» **REQUIRED WORK**: From the listing that follows, output everything exactly except the pictures.

» **DATA FOR PROCESSING**:
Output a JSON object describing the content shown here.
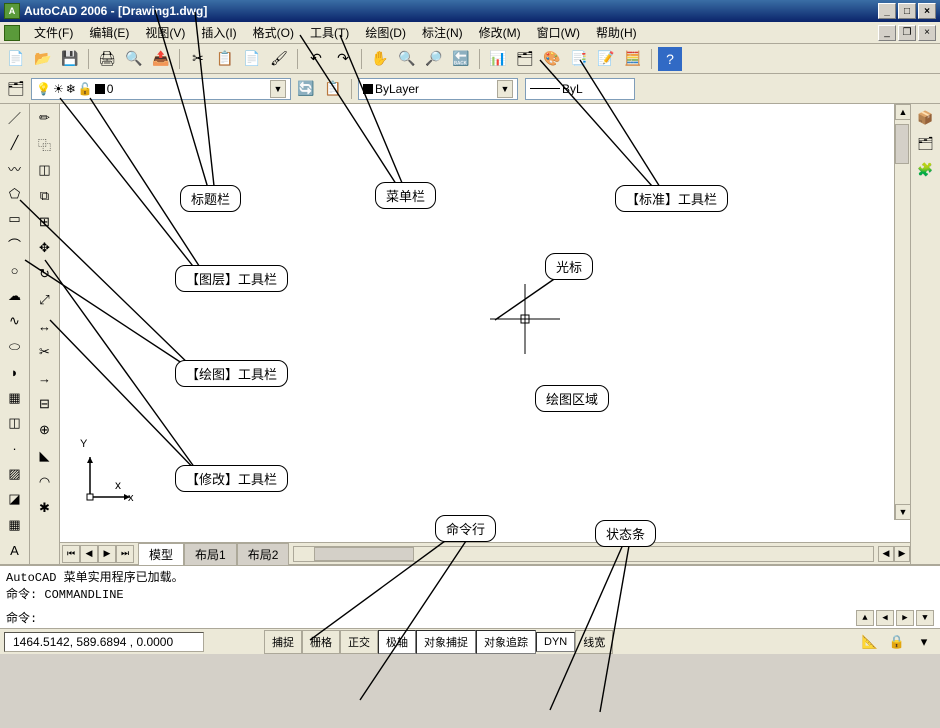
{
  "title": {
    "app_icon_label": "A",
    "text": "AutoCAD 2006 - [Drawing1.dwg]"
  },
  "menu": {
    "file": "文件(F)",
    "edit": "编辑(E)",
    "view": "视图(V)",
    "insert": "插入(I)",
    "format": "格式(O)",
    "tools": "工具(T)",
    "draw": "绘图(D)",
    "dimension": "标注(N)",
    "modify": "修改(M)",
    "window": "窗口(W)",
    "help": "帮助(H)"
  },
  "layer": {
    "current": "0"
  },
  "color": {
    "current": "ByLayer"
  },
  "lineweight": {
    "current": "ByL"
  },
  "canvas": {
    "ucs_x": "x",
    "ucs_y": "Y"
  },
  "tabs": {
    "model": "模型",
    "layout1": "布局1",
    "layout2": "布局2"
  },
  "command": {
    "history1": "AutoCAD 菜单实用程序已加载。",
    "history2": "命令: COMMANDLINE",
    "prompt": "命令:"
  },
  "status": {
    "coords": "1464.5142, 589.6894 , 0.0000",
    "snap": "捕捉",
    "grid": "栅格",
    "ortho": "正交",
    "polar": "极轴",
    "osnap": "对象捕捉",
    "otrack": "对象追踪",
    "dyn": "DYN",
    "lwt": "线宽"
  },
  "callouts": {
    "titlebar": "标题栏",
    "menubar": "菜单栏",
    "standard_toolbar": "【标准】工具栏",
    "layer_toolbar": "【图层】工具栏",
    "cursor": "光标",
    "draw_toolbar": "【绘图】工具栏",
    "drawing_area": "绘图区域",
    "modify_toolbar": "【修改】工具栏",
    "command_line": "命令行",
    "status_bar": "状态条"
  }
}
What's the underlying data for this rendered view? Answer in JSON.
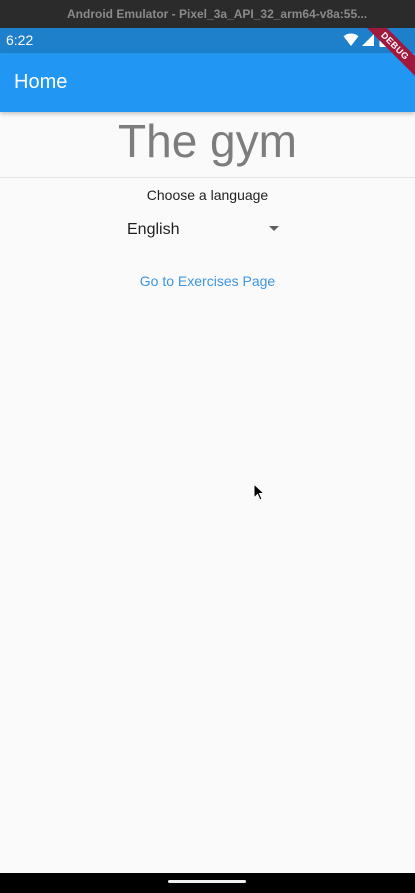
{
  "window": {
    "title": "Android Emulator - Pixel_3a_API_32_arm64-v8a:55..."
  },
  "status_bar": {
    "time": "6:22",
    "icons": [
      "wifi-icon",
      "signal-icon",
      "battery-icon"
    ],
    "color": "#1e7fcb"
  },
  "app_bar": {
    "title": "Home",
    "color": "#2196f3"
  },
  "debug_banner": {
    "label": "DEBUG",
    "color": "#a0183b"
  },
  "main": {
    "title": "The gym",
    "language_label": "Choose a language",
    "language_selected": "English",
    "exercises_link": "Go to Exercises Page"
  },
  "colors": {
    "link": "#3b96e0",
    "title_text": "#7d7d7d",
    "background": "#fafafa"
  }
}
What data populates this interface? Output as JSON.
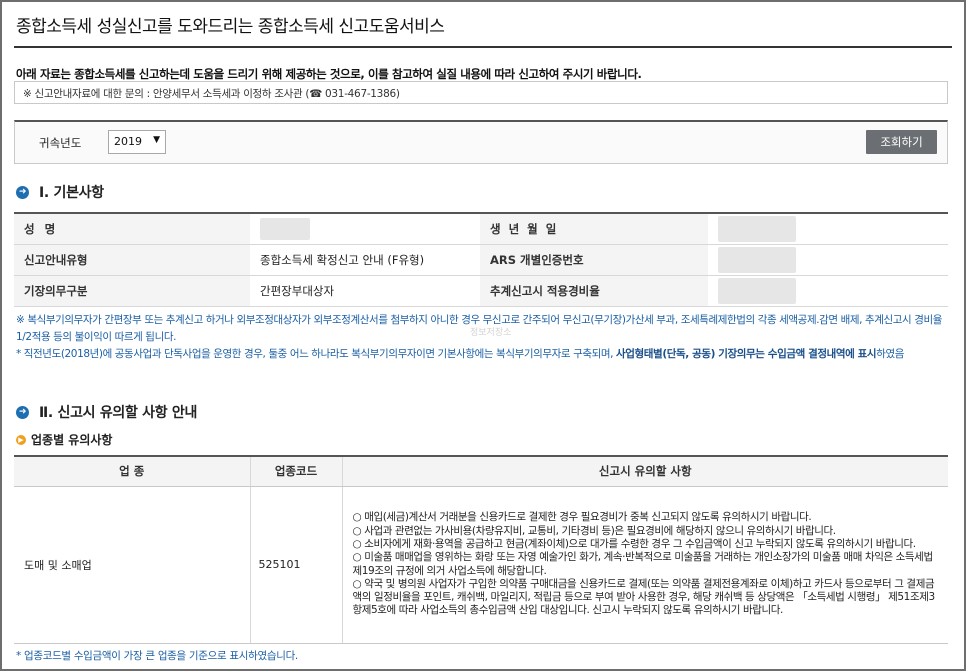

» **WRITTEN ANSWER**:
Output a JSON object describing the content shown here.
{
  "title": {
    "app_icon_label": "A",
    "text": "AutoCAD 2006 - [Drawing1.dwg]"
  },
  "menu": {
    "file": "文件(F)",
    "edit": "编辑(E)",
    "view": "视图(V)",
    "insert": "插入(I)",
    "format": "格式(O)",
    "tools": "工具(T)",
    "draw": "绘图(D)",
    "dimension": "标注(N)",
    "modify": "修改(M)",
    "window": "窗口(W)",
    "help": "帮助(H)"
  },
  "layer": {
    "current": "0"
  },
  "color": {
    "current": "ByLayer"
  },
  "lineweight": {
    "current": "ByL"
  },
  "canvas": {
    "ucs_x": "x",
    "ucs_y": "Y"
  },
  "tabs": {
    "model": "模型",
    "layout1": "布局1",
    "layout2": "布局2"
  },
  "command": {
    "history1": "AutoCAD 菜单实用程序已加载。",
    "history2": "命令: COMMANDLINE",
    "prompt": "命令:"
  },
  "status": {
    "coords": "1464.5142, 589.6894 , 0.0000",
    "snap": "捕捉",
    "grid": "栅格",
    "ortho": "正交",
    "polar": "极轴",
    "osnap": "对象捕捉",
    "otrack": "对象追踪",
    "dyn": "DYN",
    "lwt": "线宽"
  },
  "callouts": {
    "titlebar": "标题栏",
    "menubar": "菜单栏",
    "standard_toolbar": "【标准】工具栏",
    "layer_toolbar": "【图层】工具栏",
    "cursor": "光标",
    "draw_toolbar": "【绘图】工具栏",
    "drawing_area": "绘图区域",
    "modify_toolbar": "【修改】工具栏",
    "command_line": "命令行",
    "status_bar": "状态条"
  }
}
What's the underlying data for this rendered view? Answer in JSON.
{
  "window": {
    "title": "Android Emulator - Pixel_3a_API_32_arm64-v8a:55..."
  },
  "status_bar": {
    "time": "6:22",
    "icons": [
      "wifi-icon",
      "signal-icon",
      "battery-icon"
    ],
    "color": "#1e7fcb"
  },
  "app_bar": {
    "title": "Home",
    "color": "#2196f3"
  },
  "debug_banner": {
    "label": "DEBUG",
    "color": "#a0183b"
  },
  "main": {
    "title": "The gym",
    "language_label": "Choose a language",
    "language_selected": "English",
    "exercises_link": "Go to Exercises Page"
  },
  "colors": {
    "link": "#3b96e0",
    "title_text": "#7d7d7d",
    "background": "#fafafa"
  }
}
What data populates this interface? Output as JSON.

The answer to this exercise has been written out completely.